Also, similar results in the study of Sites et al. have been reported about the controlled breathing with or without peppermint aromatherapy for post-operative nausea (27). In this study, all the subjects received control breathing treatment, but in the intervention group, peppermint spirits aromatherapy was also done. The results showed that the efficacy of breathing technique used in the control group was more than that in the intervention group. Similarly, in our study, the effect of aromatherapy in the intervention and placebo groups on reducing the severity of NVP was similar. Pregnant women participating in our study in both groups had three deep breaths through the nose at the time of aroma inhalation. Thus, achieving the same results in both groups may be related to the effect of the breathing techniques.

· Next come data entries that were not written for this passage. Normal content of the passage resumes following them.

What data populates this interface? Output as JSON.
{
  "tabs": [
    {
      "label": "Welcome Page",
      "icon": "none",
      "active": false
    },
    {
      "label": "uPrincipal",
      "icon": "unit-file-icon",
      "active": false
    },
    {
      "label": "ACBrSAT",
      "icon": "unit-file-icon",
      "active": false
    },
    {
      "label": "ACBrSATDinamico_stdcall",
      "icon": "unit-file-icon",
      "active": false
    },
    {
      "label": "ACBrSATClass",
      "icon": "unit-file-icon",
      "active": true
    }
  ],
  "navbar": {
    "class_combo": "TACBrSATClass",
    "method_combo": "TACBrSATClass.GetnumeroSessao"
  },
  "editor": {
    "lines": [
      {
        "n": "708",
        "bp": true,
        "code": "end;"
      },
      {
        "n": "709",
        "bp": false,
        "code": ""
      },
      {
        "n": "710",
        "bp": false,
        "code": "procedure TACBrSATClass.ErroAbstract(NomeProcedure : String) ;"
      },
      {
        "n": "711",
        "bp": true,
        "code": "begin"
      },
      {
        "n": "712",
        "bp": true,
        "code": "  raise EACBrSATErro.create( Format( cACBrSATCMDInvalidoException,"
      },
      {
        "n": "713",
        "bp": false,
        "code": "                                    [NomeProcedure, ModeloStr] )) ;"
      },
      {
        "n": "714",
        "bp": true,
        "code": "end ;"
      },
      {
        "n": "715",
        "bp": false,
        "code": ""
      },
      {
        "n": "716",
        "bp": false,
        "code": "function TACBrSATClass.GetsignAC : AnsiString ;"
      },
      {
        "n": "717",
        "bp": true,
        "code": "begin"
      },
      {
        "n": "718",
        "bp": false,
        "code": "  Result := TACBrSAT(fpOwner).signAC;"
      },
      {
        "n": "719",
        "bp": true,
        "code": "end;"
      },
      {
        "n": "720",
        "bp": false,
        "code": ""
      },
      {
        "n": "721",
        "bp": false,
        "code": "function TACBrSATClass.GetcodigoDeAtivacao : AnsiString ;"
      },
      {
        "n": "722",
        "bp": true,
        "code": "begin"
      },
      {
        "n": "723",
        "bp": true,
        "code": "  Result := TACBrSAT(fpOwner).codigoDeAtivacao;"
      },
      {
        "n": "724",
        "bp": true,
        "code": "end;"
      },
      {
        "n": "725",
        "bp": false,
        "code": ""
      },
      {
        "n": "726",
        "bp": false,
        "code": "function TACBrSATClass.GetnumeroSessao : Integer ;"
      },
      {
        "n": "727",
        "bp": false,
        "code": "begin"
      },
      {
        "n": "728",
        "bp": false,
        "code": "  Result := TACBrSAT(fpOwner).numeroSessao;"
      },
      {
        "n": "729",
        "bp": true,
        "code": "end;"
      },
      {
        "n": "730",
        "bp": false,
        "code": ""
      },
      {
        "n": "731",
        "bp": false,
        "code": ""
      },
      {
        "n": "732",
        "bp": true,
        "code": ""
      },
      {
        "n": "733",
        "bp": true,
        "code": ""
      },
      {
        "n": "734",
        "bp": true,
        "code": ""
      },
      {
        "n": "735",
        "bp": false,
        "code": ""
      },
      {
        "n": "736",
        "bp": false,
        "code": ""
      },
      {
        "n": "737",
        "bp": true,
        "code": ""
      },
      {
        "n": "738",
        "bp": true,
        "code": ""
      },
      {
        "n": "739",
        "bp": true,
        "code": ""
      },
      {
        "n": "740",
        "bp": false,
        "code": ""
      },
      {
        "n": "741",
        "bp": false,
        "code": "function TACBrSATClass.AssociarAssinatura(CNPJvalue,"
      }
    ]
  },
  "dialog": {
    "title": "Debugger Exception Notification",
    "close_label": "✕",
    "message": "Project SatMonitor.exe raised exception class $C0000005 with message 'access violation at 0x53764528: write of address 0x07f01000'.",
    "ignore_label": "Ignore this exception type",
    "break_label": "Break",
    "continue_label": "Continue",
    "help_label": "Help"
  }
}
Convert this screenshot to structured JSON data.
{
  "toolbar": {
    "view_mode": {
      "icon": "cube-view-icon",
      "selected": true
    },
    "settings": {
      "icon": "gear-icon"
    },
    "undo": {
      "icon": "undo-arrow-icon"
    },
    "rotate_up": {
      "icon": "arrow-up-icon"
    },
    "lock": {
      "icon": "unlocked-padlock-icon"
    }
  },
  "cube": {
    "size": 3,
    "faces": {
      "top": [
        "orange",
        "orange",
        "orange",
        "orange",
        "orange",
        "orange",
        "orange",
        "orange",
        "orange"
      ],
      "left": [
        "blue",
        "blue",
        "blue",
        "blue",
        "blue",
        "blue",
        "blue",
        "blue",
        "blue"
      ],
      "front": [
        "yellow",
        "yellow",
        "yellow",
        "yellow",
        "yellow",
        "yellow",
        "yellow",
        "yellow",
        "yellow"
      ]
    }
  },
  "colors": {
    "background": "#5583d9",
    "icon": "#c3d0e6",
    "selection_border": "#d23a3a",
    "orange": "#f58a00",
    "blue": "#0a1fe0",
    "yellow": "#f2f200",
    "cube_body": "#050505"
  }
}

Among the limitations in this study, we can mention the difference in psychological status of pregnant women during the study period, as well as the impossibility of blinding for participants due to the nature of direct inhalation aromatherapy. Also, one of the usual limitations of the studies in the field of aromatherapy is the individual's positive or negative attitude toward a special aroma which varies from one person to another due to different preferences.
Considering the reducing trend of the severity of NVP during the present study, more precise findings can be achieved by further trials with longer intervention period and larger sample size. Also, further investigations on different pharmaceutical forms of peppermint or other kinds of aromatherapy with peppermint oil would contribute to establishing more accurate results in this issue.
The findings suggest that despite a significant decrease in the severity of NVP in each intervention group, this decreasing trend between the two groups was not statistically significant and the effect of inhalation aromatherapy with peppermint oil on reducing the severity of nausea and vomiting of pregnancy was similar to that of placebo. It seems that this similarity was found due to the possibility of neurological mechanisms causing nausea and vomiting in pregnancy. Therefore, the empowerment of women to maintain mental relaxation during pregnancy is recommended so that the severity of NVP may be reduced. For this purpose, breathing methods and relaxation techniques can be considered in prenatal training programs.
The authors appreciate the Research Deputy of the Nursing and Midwifery Faculty of Shahid Beheshti University of Medical Sciences for the financial support and thank all the directors and midwives of the selected health centers and pregnant women participating in the study.
Conflict of Interest0.05>
Authors declare no conflict of interest.